From the SC Grower crew, we hope everyone has a safe and happy Thanksgiving later this week! Be sure to eat lots of fresh SC grown collard greens and sweetpotatoes!
- We finally got a few drops of rain this past week. We could certainly use some more, but what little we got did us good.
- The fall greens and other crops look gorgeous right now and are coming off in good volumes. No real issues to report but stay on the lookout for insects and diseases.
- Strawberry growers that have had Phytophthora issues in the past or have suspect plants this year can apply their first application of product to battle this disease.
- Leafy greens look great here in the Midlands. Broccoli is coming in strong with outstanding quality. Depending on the variety, cabbage is sizing up well, and a few small growers have timed them right for Thanksgiving. Diamondback caterpillar is still a concern, and I have seen it in a few cabbages. Collards, turnips, rutabaga, and mustard are all being harvested as they are ready, with little to no issue other than aphids.
- Strawberries are doing well. There are still a few lingering signs of phytophthora root rot. If your plants look weak, pull a few up, and if the roots are discolored and sloughing off, that is a pretty good indicator of phytophthora root rot. Albion is blooming currently and doing well. Keep an eye out for spider mites in these dry conditions.
- Blueberries are doing well and have put on many new canes. Pruning is right around the corner, if you haven’t already started. Hedging can be used to maintain plant health and vigor, and if hand pruning is economical, a heavy rejuvenating prune is recommended if plants have not previously been managed.
- Older peach orchards are currently being ripped out and prepped for newer plantings.
- Pecans are still being collected.
- Crops are developing well in the area.

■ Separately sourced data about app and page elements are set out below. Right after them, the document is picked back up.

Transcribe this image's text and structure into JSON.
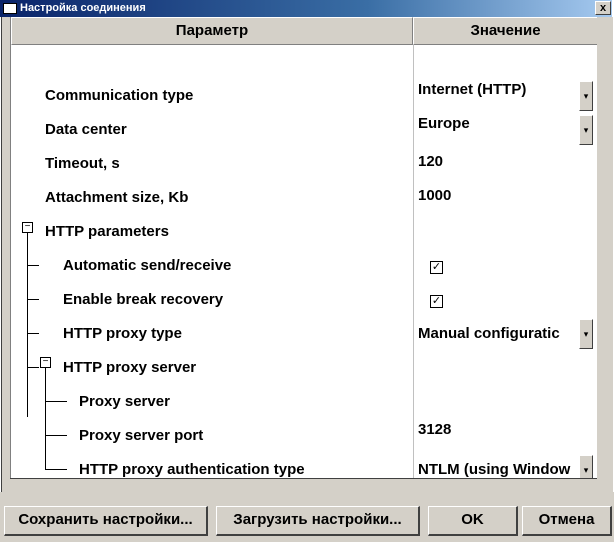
{
  "window": {
    "title": "Настройка соединения",
    "close_label": "x"
  },
  "grid": {
    "headers": {
      "parameter": "Параметр",
      "value": "Значение"
    },
    "rows": {
      "communication_type": {
        "label": "Communication type",
        "value": "Internet (HTTP)"
      },
      "data_center": {
        "label": "Data center",
        "value": "Europe"
      },
      "timeout": {
        "label": "Timeout, s",
        "value": "120"
      },
      "attachment_size": {
        "label": "Attachment size, Kb",
        "value": "1000"
      },
      "http_parameters": {
        "label": "HTTP parameters"
      },
      "auto_send_receive": {
        "label": "Automatic send/receive",
        "checked": true
      },
      "break_recovery": {
        "label": "Enable break recovery",
        "checked": true
      },
      "proxy_type": {
        "label": "HTTP proxy type",
        "value": "Manual configuratic"
      },
      "proxy_server_group": {
        "label": "HTTP proxy server"
      },
      "proxy_server": {
        "label": "Proxy server",
        "value": ""
      },
      "proxy_port": {
        "label": "Proxy server port",
        "value": "3128"
      },
      "proxy_auth": {
        "label": "HTTP proxy authentication type",
        "value": "NTLM (using Window"
      }
    },
    "check_glyph": "✓",
    "collapse_glyph": "−",
    "dropdown_glyph": "▾"
  },
  "buttons": {
    "save_settings": "Сохранить настройки...",
    "load_settings": "Загрузить настройки...",
    "ok": "OK",
    "cancel": "Отмена"
  }
}
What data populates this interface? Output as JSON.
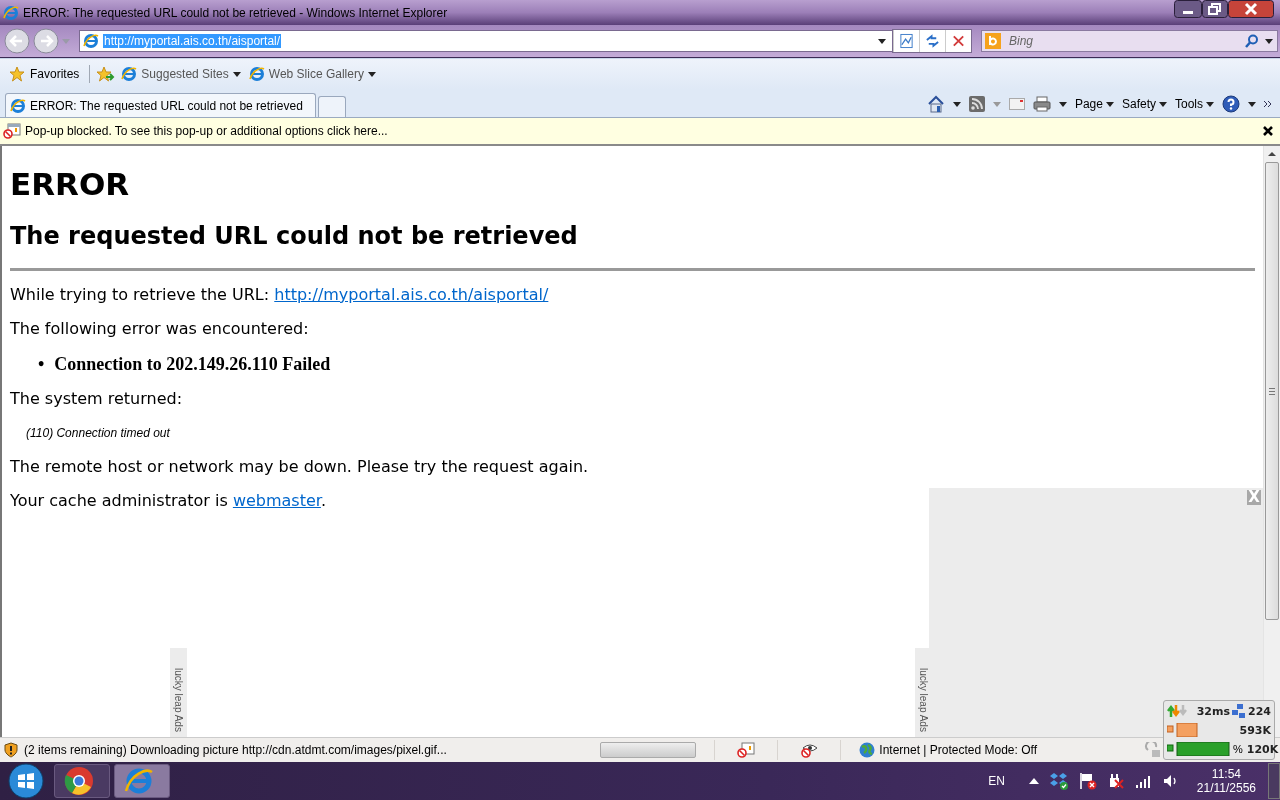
{
  "window": {
    "title": "ERROR: The requested URL could not be retrieved - Windows Internet Explorer"
  },
  "address_bar": {
    "url": "http://myportal.ais.co.th/aisportal/",
    "selected": true
  },
  "search": {
    "placeholder": "Bing"
  },
  "favorites_bar": {
    "favorites": "Favorites",
    "items": [
      {
        "label": "Suggested Sites"
      },
      {
        "label": "Web Slice Gallery"
      }
    ]
  },
  "tabs": [
    {
      "label": "ERROR: The requested URL could not be retrieved",
      "selected": true
    }
  ],
  "command_bar": {
    "menus": [
      "Page",
      "Safety",
      "Tools"
    ]
  },
  "info_bar": {
    "text": "Pop-up blocked. To see this pop-up or additional options click here..."
  },
  "page": {
    "heading": "ERROR",
    "subheading": "The requested URL could not be retrieved",
    "blocks": [
      {
        "kind": "link_text",
        "text": "While trying to retrieve the URL: ",
        "link": "http://myportal.ais.co.th/aisportal/"
      },
      {
        "kind": "text",
        "text": "The following error was encountered:"
      },
      {
        "kind": "bullet",
        "marker": "•",
        "text": "Connection to 202.149.26.110 Failed"
      },
      {
        "kind": "text",
        "text": "The system returned:"
      },
      {
        "kind": "code",
        "text": "(110) Connection timed out"
      },
      {
        "kind": "text",
        "text": "The remote host or network may be down. Please try the request again."
      },
      {
        "kind": "link_text",
        "text": "Your cache administrator is ",
        "link": "webmaster",
        "after": "."
      }
    ]
  },
  "ads": {
    "close": "X",
    "strips": [
      {
        "label": "lucky leap Ads"
      },
      {
        "label": "lucky leap Ads"
      }
    ]
  },
  "net_meter": {
    "latency": "32ms",
    "count": "224",
    "memory": "593K",
    "percent": "%",
    "traffic": "120K"
  },
  "status_bar": {
    "text": "(2 items remaining) Downloading picture http://cdn.atdmt.com/images/pixel.gif...",
    "progress": {
      "level": 0
    },
    "zone": "Internet | Protected Mode: Off"
  },
  "taskbar": {
    "apps": [
      {
        "kind": "chrome",
        "selected": false
      },
      {
        "kind": "ie",
        "selected": true
      }
    ],
    "language": "EN",
    "time": "11:54",
    "date": "21/11/2556"
  }
}
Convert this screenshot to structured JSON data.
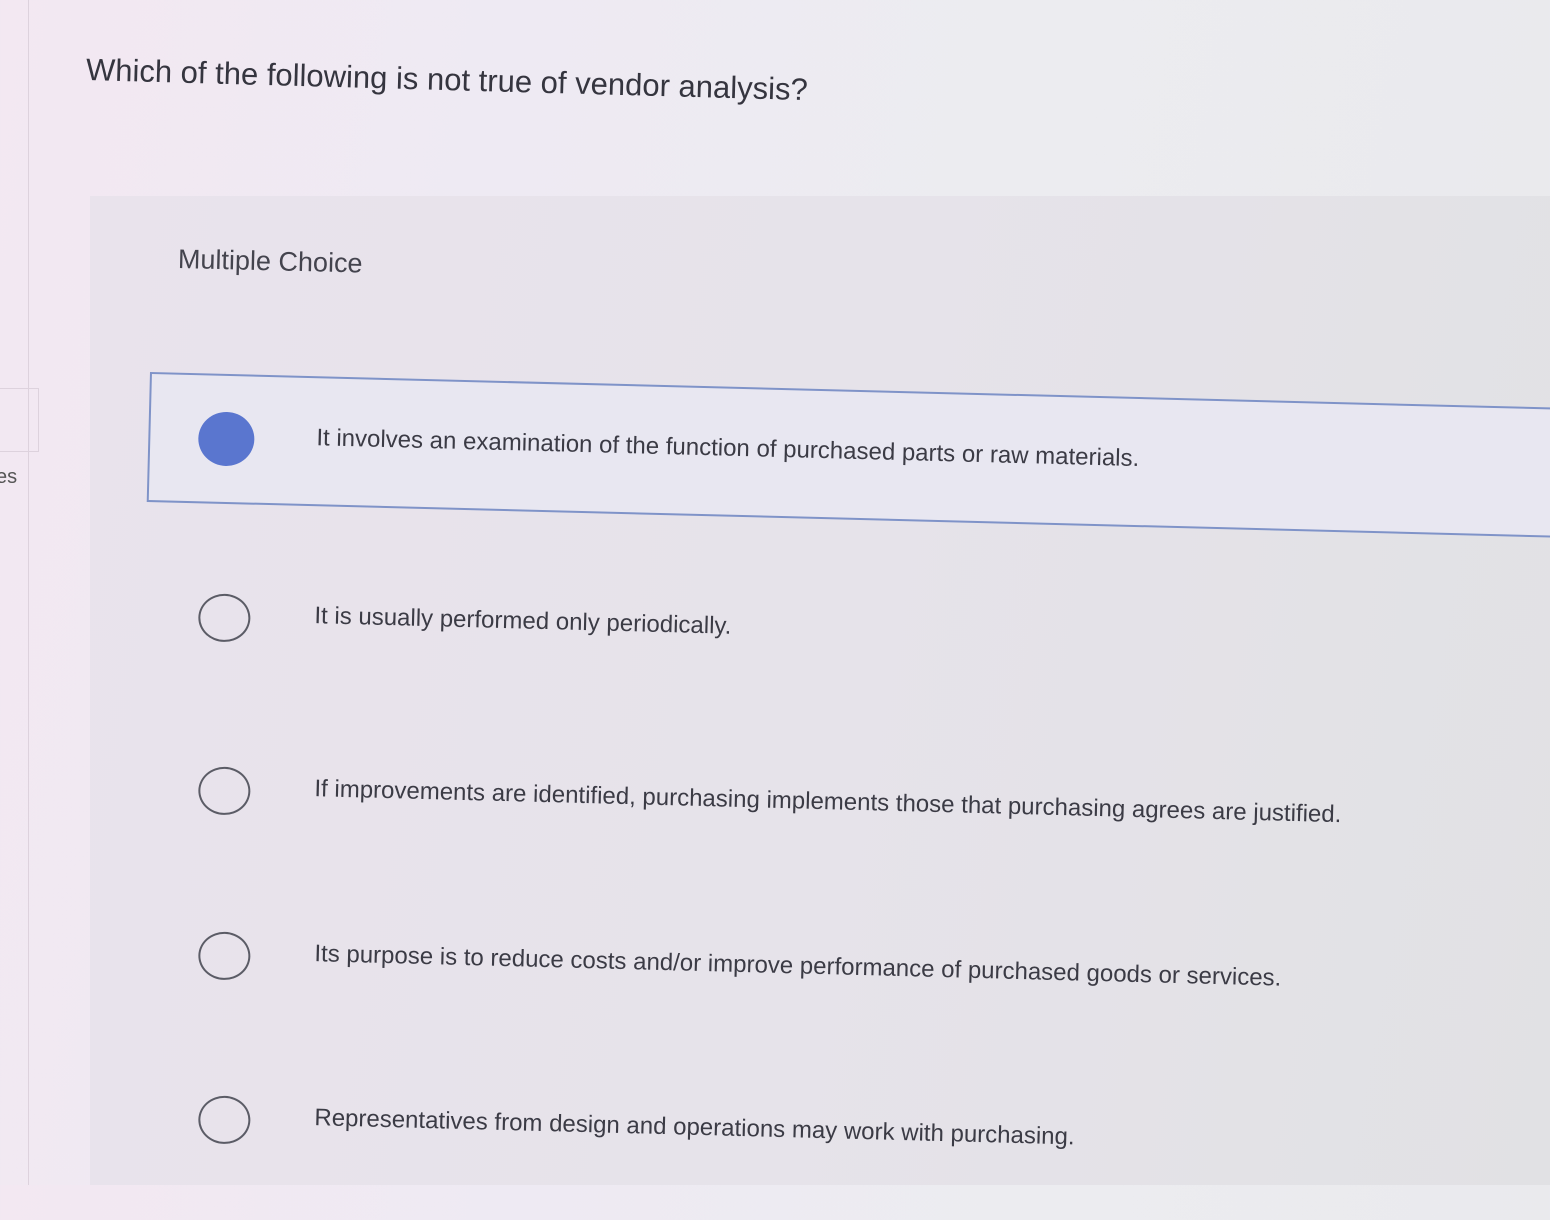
{
  "edge": {
    "text": "es"
  },
  "question": {
    "text": "Which of the following is not true of vendor analysis?"
  },
  "section": {
    "label": "Multiple Choice"
  },
  "options": [
    {
      "text": "It involves an examination of the function of purchased parts or raw materials.",
      "selected": true
    },
    {
      "text": "It is usually performed only periodically.",
      "selected": false
    },
    {
      "text": "If improvements are identified, purchasing implements those that purchasing agrees are justified.",
      "selected": false
    },
    {
      "text": "Its purpose is to reduce costs and/or improve performance of purchased goods or services.",
      "selected": false
    },
    {
      "text": "Representatives from design and operations may work with purchasing.",
      "selected": false
    }
  ],
  "colors": {
    "selected_radio": "#5a76cf",
    "selected_border": "#7f93c8",
    "text": "#3b3b45"
  }
}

- Strawberries are developing well and pushing new leaves out quickly. I am seeing evidence of aphids in strawberries and brassicas. At present, the numbers are very low.
- Diamondback moth pressure remains low; however, keep an eye out for loopers in brassicas.
- Disease pressures in crops remain relatively low.
- Keep scouting to monitor pest and disease activity in crops.